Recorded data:
☆ ☆ ☆ ☆ ☆ ☆ ☆

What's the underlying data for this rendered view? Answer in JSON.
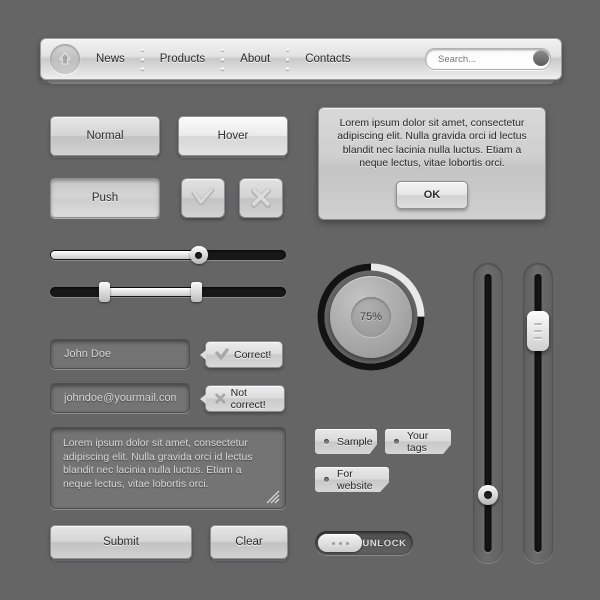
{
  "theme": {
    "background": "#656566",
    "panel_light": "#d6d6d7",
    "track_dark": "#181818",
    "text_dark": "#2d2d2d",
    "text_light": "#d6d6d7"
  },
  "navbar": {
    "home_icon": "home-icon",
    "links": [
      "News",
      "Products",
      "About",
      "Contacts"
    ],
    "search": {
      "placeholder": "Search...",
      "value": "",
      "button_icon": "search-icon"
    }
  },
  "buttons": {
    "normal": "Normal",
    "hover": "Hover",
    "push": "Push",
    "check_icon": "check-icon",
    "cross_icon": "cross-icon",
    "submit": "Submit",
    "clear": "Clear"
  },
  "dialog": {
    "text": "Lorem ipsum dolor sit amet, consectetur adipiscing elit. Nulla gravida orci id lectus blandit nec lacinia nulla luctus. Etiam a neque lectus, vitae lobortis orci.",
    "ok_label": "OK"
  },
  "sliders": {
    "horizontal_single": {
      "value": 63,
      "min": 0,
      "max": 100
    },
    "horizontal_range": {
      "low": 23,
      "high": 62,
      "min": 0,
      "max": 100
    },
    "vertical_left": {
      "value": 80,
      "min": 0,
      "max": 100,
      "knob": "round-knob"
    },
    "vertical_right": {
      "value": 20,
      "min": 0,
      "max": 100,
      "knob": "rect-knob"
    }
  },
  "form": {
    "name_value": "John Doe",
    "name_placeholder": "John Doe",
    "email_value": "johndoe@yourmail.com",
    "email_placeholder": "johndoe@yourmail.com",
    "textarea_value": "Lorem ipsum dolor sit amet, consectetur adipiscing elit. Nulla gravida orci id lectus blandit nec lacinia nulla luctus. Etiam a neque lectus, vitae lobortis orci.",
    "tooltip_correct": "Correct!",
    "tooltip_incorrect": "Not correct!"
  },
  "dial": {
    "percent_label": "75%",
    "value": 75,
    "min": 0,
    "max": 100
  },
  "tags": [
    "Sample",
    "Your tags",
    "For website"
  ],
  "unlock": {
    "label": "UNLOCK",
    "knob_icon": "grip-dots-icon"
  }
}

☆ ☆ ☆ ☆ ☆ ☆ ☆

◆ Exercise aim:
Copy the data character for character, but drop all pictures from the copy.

◆ Expected answer:
What's the underlying data for this rendered view? Answer in JSON.
{
  "theme": {
    "background": "#656566",
    "panel_light": "#d6d6d7",
    "track_dark": "#181818",
    "text_dark": "#2d2d2d",
    "text_light": "#d6d6d7"
  },
  "navbar": {
    "home_icon": "home-icon",
    "links": [
      "News",
      "Products",
      "About",
      "Contacts"
    ],
    "search": {
      "placeholder": "Search...",
      "value": "",
      "button_icon": "search-icon"
    }
  },
  "buttons": {
    "normal": "Normal",
    "hover": "Hover",
    "push": "Push",
    "check_icon": "check-icon",
    "cross_icon": "cross-icon",
    "submit": "Submit",
    "clear": "Clear"
  },
  "dialog": {
    "text": "Lorem ipsum dolor sit amet, consectetur adipiscing elit. Nulla gravida orci id lectus blandit nec lacinia nulla luctus. Etiam a neque lectus, vitae lobortis orci.",
    "ok_label": "OK"
  },
  "sliders": {
    "horizontal_single": {
      "value": 63,
      "min": 0,
      "max": 100
    },
    "horizontal_range": {
      "low": 23,
      "high": 62,
      "min": 0,
      "max": 100
    },
    "vertical_left": {
      "value": 80,
      "min": 0,
      "max": 100,
      "knob": "round-knob"
    },
    "vertical_right": {
      "value": 20,
      "min": 0,
      "max": 100,
      "knob": "rect-knob"
    }
  },
  "form": {
    "name_value": "John Doe",
    "name_placeholder": "John Doe",
    "email_value": "johndoe@yourmail.com",
    "email_placeholder": "johndoe@yourmail.com",
    "textarea_value": "Lorem ipsum dolor sit amet, consectetur adipiscing elit. Nulla gravida orci id lectus blandit nec lacinia nulla luctus. Etiam a neque lectus, vitae lobortis orci.",
    "tooltip_correct": "Correct!",
    "tooltip_incorrect": "Not correct!"
  },
  "dial": {
    "percent_label": "75%",
    "value": 75,
    "min": 0,
    "max": 100
  },
  "tags": [
    "Sample",
    "Your tags",
    "For website"
  ],
  "unlock": {
    "label": "UNLOCK",
    "knob_icon": "grip-dots-icon"
  }
}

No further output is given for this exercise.